[8] U.S. Department of Commerce, National Oceanic and Atmospheric Administration, Global Warming and Hurricanes an Overview of Current Research Results (July 2022), available at Global Warming and Hurricanes – Geophysical Fluid Dynamics Laboratory (noaa.gov) as of  September 2022.
[9] Lake Charles Harbor and Terminal District, Declaration of Extreme Emergency (September 2020), available at Declaration-of-Extreme-Emergency.pdf (portlc.com) as of September 2022.
[10] U.S. Army Corps of Engineers, USACE Guide to Resilience Practices (December 2020), available at EP 1100-1-5, USACE Guide to Resilience Practices (army.mil) as of September 2022.
[11] U.S. Department of Commerce, National Oceanic and Atmospheric Administration, National Hurricane Center, Hurricane Fiona, available at Hurricane Fiona (noaa.gov) as of September 2022.
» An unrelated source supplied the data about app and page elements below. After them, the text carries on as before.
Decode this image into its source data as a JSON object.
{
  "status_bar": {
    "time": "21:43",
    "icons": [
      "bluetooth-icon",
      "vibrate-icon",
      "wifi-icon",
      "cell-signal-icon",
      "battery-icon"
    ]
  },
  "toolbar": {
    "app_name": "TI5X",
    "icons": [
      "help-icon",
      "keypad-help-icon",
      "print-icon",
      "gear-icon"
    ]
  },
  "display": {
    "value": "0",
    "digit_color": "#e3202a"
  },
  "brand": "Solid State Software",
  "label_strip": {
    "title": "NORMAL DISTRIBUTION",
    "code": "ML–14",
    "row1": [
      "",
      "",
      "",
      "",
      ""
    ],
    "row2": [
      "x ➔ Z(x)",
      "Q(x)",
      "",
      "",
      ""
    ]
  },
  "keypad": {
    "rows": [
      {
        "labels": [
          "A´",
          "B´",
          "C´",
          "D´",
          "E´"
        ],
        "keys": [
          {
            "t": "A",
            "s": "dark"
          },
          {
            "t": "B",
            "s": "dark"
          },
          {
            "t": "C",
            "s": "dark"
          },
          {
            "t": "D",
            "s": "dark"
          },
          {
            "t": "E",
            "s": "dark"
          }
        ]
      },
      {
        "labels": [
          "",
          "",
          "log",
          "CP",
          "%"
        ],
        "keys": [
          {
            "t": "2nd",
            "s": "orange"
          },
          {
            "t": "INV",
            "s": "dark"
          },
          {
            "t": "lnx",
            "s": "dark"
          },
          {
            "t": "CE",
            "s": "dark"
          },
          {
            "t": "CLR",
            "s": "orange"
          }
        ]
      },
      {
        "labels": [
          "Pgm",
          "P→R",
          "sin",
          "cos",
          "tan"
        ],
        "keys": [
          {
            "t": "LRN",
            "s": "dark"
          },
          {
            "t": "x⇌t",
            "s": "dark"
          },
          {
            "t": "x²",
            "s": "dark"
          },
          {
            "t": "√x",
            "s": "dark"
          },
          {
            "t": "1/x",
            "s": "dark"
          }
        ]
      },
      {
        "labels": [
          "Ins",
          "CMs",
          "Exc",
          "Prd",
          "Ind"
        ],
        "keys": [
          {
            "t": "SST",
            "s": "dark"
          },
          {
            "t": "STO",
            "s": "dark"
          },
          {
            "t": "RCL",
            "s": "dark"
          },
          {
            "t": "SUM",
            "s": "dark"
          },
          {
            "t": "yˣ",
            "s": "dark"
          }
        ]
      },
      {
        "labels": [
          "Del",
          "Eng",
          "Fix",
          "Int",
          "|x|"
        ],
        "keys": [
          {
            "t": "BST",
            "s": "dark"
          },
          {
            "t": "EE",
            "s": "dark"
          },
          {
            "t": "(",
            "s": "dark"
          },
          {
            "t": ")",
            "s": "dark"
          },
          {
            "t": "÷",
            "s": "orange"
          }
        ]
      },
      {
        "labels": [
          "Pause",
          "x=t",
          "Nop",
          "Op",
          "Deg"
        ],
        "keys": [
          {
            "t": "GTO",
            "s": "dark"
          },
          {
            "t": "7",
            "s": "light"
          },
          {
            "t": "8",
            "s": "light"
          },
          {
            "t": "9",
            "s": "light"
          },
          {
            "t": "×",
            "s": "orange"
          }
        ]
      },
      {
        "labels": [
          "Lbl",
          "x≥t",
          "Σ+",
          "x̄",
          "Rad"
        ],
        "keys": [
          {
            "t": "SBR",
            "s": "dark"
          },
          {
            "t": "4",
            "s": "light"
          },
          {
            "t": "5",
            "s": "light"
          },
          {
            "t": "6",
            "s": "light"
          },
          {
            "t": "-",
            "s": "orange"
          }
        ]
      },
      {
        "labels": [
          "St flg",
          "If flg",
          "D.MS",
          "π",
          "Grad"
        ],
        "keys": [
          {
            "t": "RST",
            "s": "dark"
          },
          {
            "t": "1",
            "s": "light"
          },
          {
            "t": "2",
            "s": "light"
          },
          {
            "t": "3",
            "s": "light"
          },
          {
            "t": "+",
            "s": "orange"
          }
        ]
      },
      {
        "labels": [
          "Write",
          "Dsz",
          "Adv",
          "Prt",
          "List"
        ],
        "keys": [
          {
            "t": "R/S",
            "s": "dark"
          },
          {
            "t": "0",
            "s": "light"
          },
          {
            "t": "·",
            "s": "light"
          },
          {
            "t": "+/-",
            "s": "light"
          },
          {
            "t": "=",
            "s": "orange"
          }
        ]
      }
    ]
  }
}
[12] U.S. Department of Homeland Security, U.S. Coast Guard, Port Status Information, available at Missions (uscg.mil) as of September 2022.
[13] U.S. Department of Commerce, National Oceanic and Atmospheric Administration, National Hurricane Center, Hurricane Fiona, available at Hurricane Fiona (noaa.gov) as of October 2022.
[14] U.S. Department of Homeland Security, U.S. Coast Guard, Port Status Information, available at Missions (uscg.mil) as of October 2022.